Could you report every line from the entries that includes the word "sublabel"?

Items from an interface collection
--------

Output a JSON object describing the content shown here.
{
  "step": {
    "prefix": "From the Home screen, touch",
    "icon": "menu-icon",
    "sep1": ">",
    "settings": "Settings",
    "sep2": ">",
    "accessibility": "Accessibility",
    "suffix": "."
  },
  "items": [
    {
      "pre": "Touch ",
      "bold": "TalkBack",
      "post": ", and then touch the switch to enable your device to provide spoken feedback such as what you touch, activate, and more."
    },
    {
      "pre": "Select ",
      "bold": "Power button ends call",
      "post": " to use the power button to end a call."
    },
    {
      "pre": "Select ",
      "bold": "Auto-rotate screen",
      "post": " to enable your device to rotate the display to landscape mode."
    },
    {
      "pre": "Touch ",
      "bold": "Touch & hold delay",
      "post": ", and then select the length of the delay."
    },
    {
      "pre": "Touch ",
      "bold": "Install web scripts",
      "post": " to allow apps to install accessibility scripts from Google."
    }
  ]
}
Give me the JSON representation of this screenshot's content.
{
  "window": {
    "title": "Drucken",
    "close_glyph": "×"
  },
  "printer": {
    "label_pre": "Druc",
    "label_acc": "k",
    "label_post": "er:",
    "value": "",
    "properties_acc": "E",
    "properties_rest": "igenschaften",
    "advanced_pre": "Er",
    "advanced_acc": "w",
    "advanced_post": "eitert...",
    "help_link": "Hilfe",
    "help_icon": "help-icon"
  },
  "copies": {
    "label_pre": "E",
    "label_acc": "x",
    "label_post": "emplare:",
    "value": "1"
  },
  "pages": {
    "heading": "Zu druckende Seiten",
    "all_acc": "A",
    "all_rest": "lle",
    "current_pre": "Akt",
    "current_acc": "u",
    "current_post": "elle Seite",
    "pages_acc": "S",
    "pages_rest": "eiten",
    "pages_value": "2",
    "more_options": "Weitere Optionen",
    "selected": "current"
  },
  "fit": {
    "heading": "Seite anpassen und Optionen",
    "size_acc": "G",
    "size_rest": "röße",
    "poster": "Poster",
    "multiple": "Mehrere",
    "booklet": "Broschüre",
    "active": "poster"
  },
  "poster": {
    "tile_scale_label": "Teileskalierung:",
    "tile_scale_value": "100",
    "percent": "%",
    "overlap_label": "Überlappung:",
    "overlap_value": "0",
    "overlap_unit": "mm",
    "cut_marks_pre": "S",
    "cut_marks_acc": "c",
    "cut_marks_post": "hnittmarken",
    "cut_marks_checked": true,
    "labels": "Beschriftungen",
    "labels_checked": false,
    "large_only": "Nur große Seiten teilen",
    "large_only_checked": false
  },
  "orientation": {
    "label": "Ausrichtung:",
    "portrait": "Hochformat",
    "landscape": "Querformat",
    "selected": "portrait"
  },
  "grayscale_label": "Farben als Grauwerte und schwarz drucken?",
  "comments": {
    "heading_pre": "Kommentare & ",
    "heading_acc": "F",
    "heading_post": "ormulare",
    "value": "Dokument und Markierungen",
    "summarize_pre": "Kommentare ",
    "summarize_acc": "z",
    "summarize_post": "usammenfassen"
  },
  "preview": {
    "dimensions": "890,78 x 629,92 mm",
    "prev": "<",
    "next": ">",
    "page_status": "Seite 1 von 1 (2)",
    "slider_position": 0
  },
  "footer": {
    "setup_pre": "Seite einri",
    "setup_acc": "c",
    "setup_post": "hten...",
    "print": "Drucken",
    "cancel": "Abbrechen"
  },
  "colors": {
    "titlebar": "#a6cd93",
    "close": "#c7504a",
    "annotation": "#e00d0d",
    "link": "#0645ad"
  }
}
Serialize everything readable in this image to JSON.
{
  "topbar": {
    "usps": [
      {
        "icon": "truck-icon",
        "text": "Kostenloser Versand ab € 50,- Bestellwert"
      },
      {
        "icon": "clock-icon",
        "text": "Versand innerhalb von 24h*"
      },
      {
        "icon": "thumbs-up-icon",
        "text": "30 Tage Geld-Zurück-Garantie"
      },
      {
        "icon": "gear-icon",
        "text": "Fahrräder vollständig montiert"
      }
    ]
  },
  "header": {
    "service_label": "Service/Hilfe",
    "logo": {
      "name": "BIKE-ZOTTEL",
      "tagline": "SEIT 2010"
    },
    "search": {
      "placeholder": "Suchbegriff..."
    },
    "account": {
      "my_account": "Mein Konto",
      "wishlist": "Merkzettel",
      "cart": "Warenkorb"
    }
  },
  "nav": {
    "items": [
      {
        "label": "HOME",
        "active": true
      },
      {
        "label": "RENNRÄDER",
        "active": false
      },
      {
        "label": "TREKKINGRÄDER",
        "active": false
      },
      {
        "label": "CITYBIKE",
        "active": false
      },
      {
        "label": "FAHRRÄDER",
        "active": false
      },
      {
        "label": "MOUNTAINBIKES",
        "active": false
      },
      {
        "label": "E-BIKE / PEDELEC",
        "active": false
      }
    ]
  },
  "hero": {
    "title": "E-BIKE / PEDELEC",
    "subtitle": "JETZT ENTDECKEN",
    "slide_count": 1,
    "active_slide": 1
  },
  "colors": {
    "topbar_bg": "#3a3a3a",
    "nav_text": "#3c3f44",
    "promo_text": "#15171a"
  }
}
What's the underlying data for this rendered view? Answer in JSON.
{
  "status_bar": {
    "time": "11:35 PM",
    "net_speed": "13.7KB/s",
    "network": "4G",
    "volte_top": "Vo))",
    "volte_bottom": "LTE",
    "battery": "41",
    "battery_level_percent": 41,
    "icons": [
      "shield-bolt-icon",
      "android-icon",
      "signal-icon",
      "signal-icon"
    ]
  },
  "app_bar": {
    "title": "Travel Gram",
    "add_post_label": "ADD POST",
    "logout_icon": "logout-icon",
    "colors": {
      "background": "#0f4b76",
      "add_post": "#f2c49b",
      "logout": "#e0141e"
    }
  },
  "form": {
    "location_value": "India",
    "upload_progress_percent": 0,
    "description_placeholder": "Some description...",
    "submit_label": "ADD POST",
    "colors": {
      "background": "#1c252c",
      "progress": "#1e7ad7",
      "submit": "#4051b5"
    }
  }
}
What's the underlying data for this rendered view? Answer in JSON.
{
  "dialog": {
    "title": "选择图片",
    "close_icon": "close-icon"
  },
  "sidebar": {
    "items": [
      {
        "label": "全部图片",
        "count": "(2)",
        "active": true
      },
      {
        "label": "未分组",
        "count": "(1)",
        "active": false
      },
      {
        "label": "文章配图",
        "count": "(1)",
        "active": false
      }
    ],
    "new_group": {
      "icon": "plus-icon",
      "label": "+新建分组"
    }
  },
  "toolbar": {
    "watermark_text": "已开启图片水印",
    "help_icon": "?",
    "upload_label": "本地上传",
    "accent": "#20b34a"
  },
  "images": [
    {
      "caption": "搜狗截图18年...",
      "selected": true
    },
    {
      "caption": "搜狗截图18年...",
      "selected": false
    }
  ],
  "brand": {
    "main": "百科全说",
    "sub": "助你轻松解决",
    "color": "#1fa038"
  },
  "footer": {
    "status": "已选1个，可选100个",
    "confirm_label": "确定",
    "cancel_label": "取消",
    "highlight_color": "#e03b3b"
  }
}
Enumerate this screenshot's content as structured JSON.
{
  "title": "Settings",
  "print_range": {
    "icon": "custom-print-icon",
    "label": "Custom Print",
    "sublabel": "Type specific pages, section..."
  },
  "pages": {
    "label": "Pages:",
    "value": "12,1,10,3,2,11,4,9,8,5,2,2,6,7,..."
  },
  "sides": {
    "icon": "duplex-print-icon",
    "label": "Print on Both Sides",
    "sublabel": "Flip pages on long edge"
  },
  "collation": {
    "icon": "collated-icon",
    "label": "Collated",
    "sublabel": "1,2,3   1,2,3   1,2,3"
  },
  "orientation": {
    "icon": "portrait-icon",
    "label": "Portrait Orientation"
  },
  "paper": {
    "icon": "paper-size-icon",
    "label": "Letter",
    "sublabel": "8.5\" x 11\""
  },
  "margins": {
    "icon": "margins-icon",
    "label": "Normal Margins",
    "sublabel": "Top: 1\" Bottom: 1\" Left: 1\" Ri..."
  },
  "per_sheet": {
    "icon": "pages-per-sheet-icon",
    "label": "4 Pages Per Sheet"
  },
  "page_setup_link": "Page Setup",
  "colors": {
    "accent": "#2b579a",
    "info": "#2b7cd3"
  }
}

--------

Answer below:
    "sublabel": "Type specific pages, section..."
    "sublabel": "Flip pages on long edge"
    "sublabel": "1,2,3   1,2,3   1,2,3"
    "sublabel": "8.5\" x 11\""
    "sublabel": "Top: 1\" Bottom: 1\" Left: 1\" Ri..."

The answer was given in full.